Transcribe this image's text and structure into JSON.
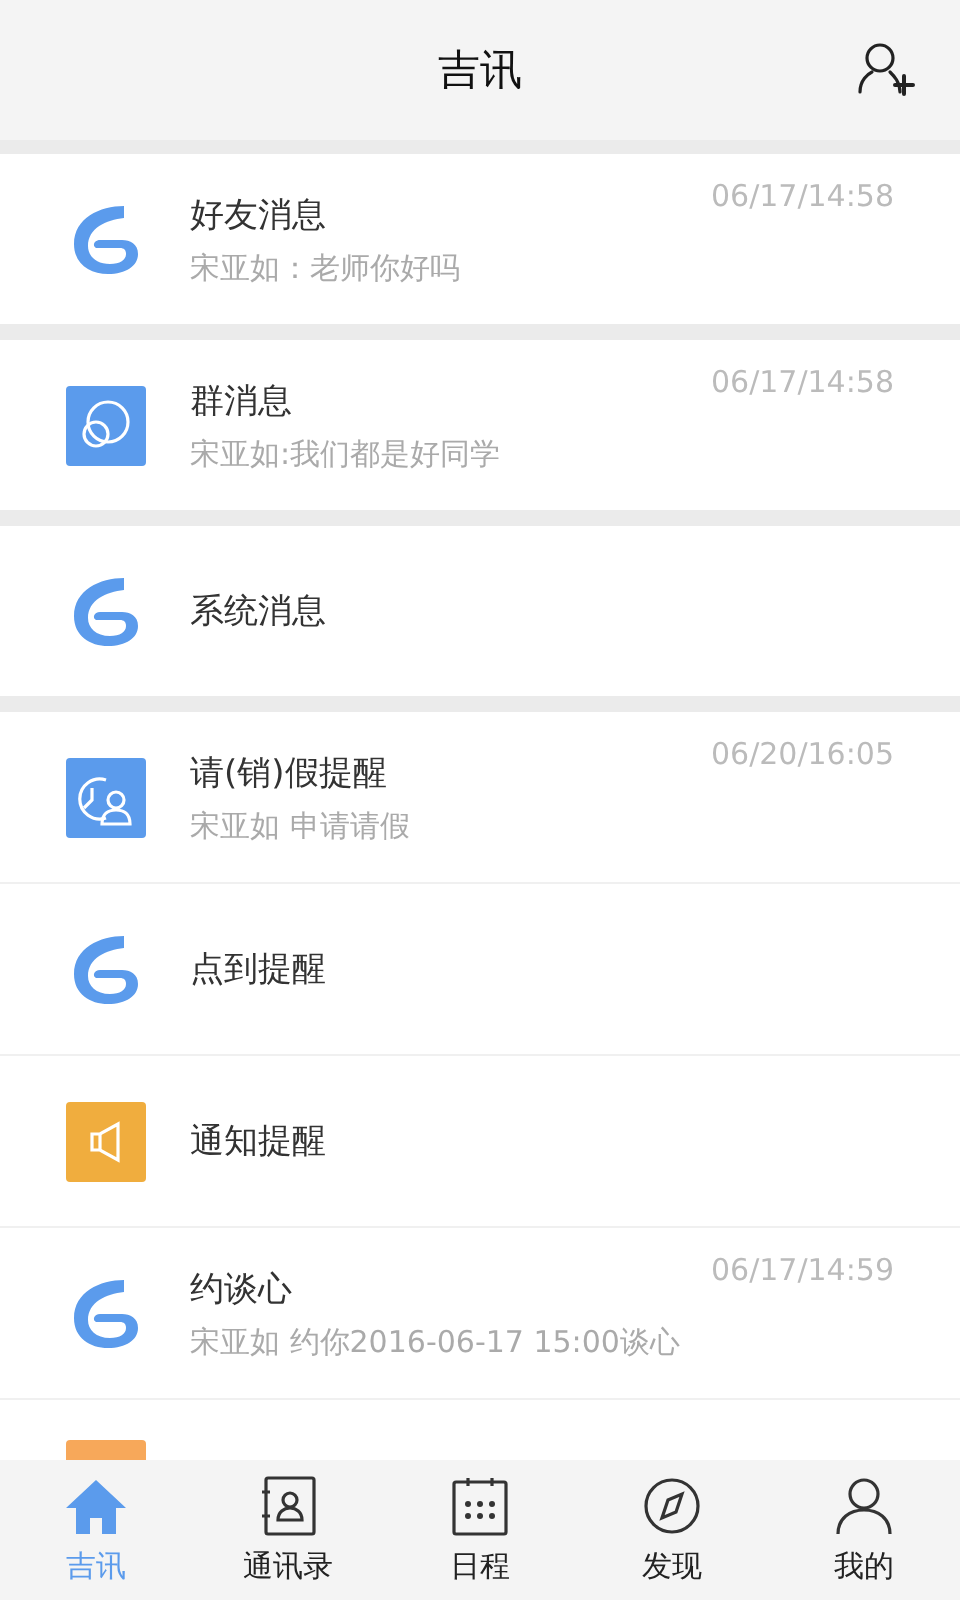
{
  "header": {
    "title": "吉讯"
  },
  "sections": [
    {
      "items": [
        {
          "kind": "logo",
          "title": "好友消息",
          "subtitle": "宋亚如：老师你好吗",
          "time": "06/17/14:58"
        }
      ]
    },
    {
      "items": [
        {
          "kind": "group",
          "title": "群消息",
          "subtitle": "宋亚如:我们都是好同学",
          "time": "06/17/14:58"
        }
      ]
    },
    {
      "items": [
        {
          "kind": "logo",
          "title": "系统消息"
        }
      ]
    },
    {
      "items": [
        {
          "kind": "leave",
          "title": "请(销)假提醒",
          "subtitle": "宋亚如 申请请假",
          "time": "06/20/16:05"
        },
        {
          "kind": "logo",
          "title": "点到提醒"
        },
        {
          "kind": "notice",
          "title": "通知提醒"
        },
        {
          "kind": "logo",
          "title": "约谈心",
          "subtitle": "宋亚如 约你2016-06-17 15:00谈心",
          "time": "06/17/14:59"
        },
        {
          "kind": "partial"
        }
      ]
    }
  ],
  "tabs": [
    {
      "label": "吉讯",
      "selected": true
    },
    {
      "label": "通讯录",
      "selected": false
    },
    {
      "label": "日程",
      "selected": false
    },
    {
      "label": "发现",
      "selected": false
    },
    {
      "label": "我的",
      "selected": false
    }
  ]
}
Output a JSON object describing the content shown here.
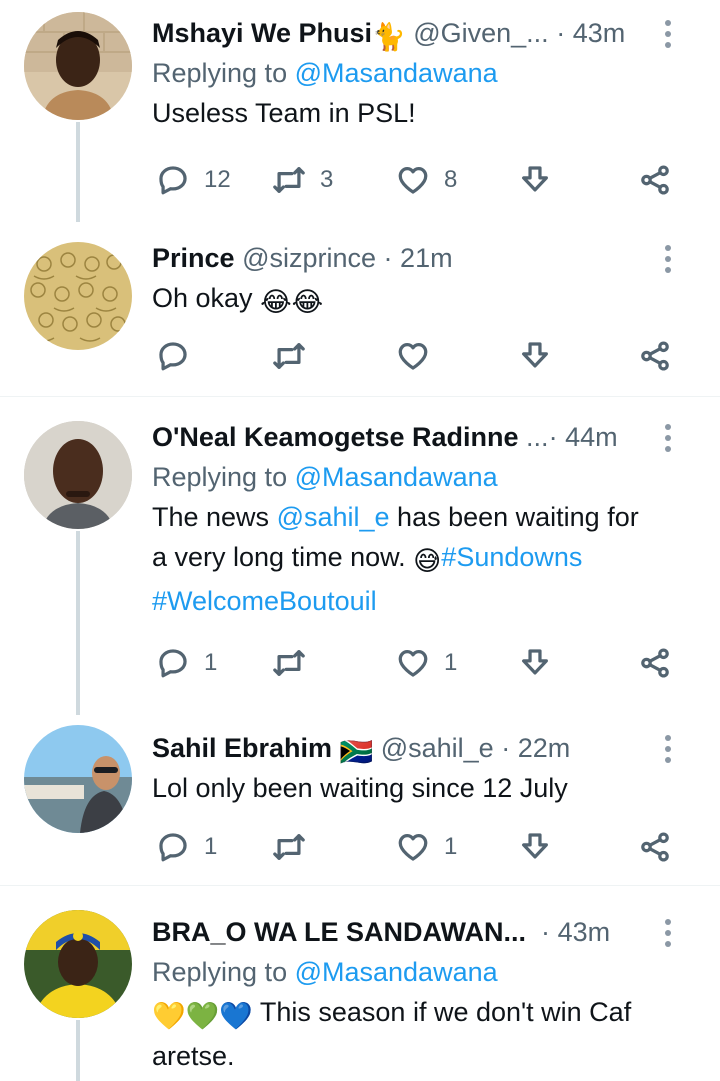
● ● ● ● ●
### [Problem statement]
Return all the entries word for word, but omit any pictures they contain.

### [Written response]
Transcribe this image's text and structure into JSON.
{
  "header": {
    "title": "吉讯"
  },
  "sections": [
    {
      "items": [
        {
          "kind": "logo",
          "title": "好友消息",
          "subtitle": "宋亚如：老师你好吗",
          "time": "06/17/14:58"
        }
      ]
    },
    {
      "items": [
        {
          "kind": "group",
          "title": "群消息",
          "subtitle": "宋亚如:我们都是好同学",
          "time": "06/17/14:58"
        }
      ]
    },
    {
      "items": [
        {
          "kind": "logo",
          "title": "系统消息"
        }
      ]
    },
    {
      "items": [
        {
          "kind": "leave",
          "title": "请(销)假提醒",
          "subtitle": "宋亚如 申请请假",
          "time": "06/20/16:05"
        },
        {
          "kind": "logo",
          "title": "点到提醒"
        },
        {
          "kind": "notice",
          "title": "通知提醒"
        },
        {
          "kind": "logo",
          "title": "约谈心",
          "subtitle": "宋亚如 约你2016-06-17 15:00谈心",
          "time": "06/17/14:59"
        },
        {
          "kind": "partial"
        }
      ]
    }
  ],
  "tabs": [
    {
      "label": "吉讯",
      "selected": true
    },
    {
      "label": "通讯录",
      "selected": false
    },
    {
      "label": "日程",
      "selected": false
    },
    {
      "label": "发现",
      "selected": false
    },
    {
      "label": "我的",
      "selected": false
    }
  ]
}
Output a JSON object describing the content shown here.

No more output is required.